To some that might have looked like a green light flashing after a red one; if so, Wheeler just flashed a yellow with this Charter/TWC statement.

The FCC never “officially” opposed the Comcast/ TWC deal. Instead, the commission had been prepping a decision to refer it to an administrative law judge with the recommendation that the deal was not in the public interest. That definitely would have been the kiss of death, with both parties at least knowing exactly why.

As it is, the current deal inspires a bit of guesswork, though as one analyst pointed out, Charter and Time Warner Cable were both in the meetings on the last deal and should have a pretty good sense of what the FCC wants. And they likely would not have tried a sizeable merger so soon after the Comcast smackdown if they had gotten a clear sign it was likely a no-go.

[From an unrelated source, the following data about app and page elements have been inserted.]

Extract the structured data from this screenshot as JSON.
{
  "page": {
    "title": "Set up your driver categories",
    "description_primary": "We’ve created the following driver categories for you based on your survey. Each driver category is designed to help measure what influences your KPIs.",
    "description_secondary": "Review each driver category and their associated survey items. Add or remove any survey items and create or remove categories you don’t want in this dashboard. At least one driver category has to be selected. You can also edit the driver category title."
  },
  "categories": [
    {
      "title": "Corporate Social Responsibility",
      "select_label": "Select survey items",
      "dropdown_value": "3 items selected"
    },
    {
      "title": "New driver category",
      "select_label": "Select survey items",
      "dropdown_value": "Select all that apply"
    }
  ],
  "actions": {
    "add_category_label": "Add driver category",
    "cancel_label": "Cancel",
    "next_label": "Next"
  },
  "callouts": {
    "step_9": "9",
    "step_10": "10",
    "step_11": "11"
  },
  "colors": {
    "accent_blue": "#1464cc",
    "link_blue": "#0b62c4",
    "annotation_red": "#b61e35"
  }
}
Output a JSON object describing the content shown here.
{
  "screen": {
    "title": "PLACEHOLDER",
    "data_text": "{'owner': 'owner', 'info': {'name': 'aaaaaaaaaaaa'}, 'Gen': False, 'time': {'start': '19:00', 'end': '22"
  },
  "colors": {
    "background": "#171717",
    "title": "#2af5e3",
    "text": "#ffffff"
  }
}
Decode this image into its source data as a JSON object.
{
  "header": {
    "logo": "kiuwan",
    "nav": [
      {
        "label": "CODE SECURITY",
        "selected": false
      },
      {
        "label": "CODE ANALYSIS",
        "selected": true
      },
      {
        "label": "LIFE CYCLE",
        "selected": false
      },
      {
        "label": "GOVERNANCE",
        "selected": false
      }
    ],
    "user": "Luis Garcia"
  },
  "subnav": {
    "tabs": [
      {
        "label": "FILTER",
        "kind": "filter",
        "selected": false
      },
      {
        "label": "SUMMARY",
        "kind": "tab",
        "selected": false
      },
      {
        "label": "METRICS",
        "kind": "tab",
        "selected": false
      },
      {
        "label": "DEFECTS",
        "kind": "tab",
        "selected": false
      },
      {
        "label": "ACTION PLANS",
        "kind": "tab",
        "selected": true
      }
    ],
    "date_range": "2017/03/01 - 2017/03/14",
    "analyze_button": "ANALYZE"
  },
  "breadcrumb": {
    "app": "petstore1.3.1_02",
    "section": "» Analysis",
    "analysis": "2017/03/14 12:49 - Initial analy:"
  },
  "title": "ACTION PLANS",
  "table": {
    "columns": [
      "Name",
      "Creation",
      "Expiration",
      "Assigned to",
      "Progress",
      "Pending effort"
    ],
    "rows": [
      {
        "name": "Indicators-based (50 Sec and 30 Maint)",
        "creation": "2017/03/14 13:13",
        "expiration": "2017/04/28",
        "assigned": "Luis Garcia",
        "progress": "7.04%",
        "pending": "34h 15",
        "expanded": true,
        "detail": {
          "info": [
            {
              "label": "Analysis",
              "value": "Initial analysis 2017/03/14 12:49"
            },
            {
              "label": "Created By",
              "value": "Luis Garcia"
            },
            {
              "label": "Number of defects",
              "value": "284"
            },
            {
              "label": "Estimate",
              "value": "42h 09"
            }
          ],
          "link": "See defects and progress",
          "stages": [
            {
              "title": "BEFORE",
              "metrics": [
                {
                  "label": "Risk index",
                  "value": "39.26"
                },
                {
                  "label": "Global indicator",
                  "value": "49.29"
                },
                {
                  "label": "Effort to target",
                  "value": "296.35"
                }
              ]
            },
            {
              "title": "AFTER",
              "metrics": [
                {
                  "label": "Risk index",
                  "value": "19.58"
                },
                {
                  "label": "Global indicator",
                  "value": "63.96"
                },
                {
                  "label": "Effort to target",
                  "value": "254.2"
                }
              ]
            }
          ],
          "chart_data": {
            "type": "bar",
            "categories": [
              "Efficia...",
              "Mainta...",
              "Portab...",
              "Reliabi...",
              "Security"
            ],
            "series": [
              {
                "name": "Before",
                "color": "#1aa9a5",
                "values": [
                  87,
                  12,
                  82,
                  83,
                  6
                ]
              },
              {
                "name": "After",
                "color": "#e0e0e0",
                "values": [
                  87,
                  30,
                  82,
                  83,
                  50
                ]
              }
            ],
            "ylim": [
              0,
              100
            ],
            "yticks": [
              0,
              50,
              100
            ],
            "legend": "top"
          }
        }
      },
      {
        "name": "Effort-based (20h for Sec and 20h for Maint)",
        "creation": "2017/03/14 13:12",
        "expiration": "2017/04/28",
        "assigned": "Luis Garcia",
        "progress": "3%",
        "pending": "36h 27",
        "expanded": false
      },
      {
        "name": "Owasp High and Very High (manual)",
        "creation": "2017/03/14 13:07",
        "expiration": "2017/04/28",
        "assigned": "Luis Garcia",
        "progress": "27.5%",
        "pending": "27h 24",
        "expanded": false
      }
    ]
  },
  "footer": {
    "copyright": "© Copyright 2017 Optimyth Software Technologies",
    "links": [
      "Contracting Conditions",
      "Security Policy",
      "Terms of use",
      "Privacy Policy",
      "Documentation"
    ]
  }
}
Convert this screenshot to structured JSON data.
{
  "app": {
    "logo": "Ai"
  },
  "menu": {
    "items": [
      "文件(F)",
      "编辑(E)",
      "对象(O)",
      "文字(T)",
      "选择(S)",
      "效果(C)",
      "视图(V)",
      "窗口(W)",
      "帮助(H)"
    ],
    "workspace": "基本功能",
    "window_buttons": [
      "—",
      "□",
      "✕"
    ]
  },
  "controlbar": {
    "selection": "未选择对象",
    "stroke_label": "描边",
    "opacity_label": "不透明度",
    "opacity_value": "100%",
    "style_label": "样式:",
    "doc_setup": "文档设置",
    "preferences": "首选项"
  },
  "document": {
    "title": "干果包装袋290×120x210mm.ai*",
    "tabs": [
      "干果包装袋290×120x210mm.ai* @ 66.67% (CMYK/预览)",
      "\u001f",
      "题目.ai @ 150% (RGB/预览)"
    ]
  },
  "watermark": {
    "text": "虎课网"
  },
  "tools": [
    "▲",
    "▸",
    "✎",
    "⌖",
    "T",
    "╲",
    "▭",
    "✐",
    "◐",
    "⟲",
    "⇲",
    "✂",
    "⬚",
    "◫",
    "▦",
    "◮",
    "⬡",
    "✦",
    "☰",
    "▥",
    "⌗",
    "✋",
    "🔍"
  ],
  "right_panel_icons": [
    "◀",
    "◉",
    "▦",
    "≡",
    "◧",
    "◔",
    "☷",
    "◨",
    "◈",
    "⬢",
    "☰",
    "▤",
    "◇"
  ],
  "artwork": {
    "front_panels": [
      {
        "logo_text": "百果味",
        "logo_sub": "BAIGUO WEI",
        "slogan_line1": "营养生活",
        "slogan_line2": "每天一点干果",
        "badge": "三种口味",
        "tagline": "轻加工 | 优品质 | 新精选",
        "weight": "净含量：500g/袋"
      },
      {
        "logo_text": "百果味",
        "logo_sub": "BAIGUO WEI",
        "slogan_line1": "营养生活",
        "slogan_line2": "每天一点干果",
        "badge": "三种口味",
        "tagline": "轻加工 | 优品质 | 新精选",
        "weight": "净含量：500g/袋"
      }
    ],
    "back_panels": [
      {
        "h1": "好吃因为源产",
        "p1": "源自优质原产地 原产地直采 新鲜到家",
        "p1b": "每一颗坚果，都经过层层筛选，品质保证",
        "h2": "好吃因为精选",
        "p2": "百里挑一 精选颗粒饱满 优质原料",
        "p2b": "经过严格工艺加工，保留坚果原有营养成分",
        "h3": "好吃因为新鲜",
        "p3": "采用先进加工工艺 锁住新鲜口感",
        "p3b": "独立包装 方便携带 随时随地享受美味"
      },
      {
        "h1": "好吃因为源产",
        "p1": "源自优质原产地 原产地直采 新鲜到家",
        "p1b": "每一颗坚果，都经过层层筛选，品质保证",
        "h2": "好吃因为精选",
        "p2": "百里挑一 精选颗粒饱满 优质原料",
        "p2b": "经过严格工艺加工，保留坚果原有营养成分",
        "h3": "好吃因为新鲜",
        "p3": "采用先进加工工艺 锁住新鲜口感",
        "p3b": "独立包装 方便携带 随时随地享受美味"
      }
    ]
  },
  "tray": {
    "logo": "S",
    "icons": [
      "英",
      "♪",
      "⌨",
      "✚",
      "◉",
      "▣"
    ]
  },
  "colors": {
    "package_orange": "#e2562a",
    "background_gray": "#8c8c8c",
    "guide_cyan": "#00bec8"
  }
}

Not that you really need to be in meetings to know what the FCC wants, which is broadband competition and no discrimination against competing over-the-top video services. Just how big in terms of total broadband subscriber counts a company can be to be too big for the government remains arguably the $78.7-billion question. Comcast’s 50%-plus share of 25 MHz-plus subs was too big for government deal-vetters. Just before shutting off the lights on his last day in office, attorney general Eric Holder hailed the blocking of the deal and even got in a “gatekeeper” shot at Internet service providers. And since when did “gatekeeper” become a pejorative term? Try telling that to St. Peter.

Charter/TWC’s high-speed broadband sub count is something under 30%. Is that too much? Only the government deal-vetters know for sure. But we will hold Wheeler to his promise that the FCC will review “every merger on its merits,” with the attendant idea, we hope, that it will not reject a merger because of presumed harms not in evidence.